Work order:
Every line below that includes the word "name" needs to be copied.

Data supplied:

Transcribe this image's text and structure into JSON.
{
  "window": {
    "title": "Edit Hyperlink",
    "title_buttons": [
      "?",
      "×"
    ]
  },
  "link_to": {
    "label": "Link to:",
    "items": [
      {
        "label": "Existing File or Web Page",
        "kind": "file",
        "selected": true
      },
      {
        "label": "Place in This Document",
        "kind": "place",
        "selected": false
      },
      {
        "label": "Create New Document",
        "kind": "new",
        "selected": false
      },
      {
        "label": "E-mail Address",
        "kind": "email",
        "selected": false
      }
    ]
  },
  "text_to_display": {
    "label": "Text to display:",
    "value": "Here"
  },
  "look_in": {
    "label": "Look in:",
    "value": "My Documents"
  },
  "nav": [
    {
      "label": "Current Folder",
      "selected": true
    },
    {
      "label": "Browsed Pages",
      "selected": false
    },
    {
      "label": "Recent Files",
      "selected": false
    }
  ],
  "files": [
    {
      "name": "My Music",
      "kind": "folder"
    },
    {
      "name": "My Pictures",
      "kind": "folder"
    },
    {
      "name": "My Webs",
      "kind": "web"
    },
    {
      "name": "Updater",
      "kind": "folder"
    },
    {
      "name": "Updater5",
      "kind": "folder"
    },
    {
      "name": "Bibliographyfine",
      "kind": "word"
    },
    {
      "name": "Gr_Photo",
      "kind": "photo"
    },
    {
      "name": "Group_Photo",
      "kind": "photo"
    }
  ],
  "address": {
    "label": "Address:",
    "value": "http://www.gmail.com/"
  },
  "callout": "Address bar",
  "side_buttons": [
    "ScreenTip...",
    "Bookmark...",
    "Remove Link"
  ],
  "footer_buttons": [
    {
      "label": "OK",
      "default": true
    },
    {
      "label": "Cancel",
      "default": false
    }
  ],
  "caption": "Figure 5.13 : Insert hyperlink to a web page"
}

Your response:
      "name": "My Music",
      "name": "My Pictures",
      "name": "My Webs",
      "name": "Updater",
      "name": "Updater5",
      "name": "Bibliographyfine",
      "name": "Gr_Photo",
      "name": "Group_Photo",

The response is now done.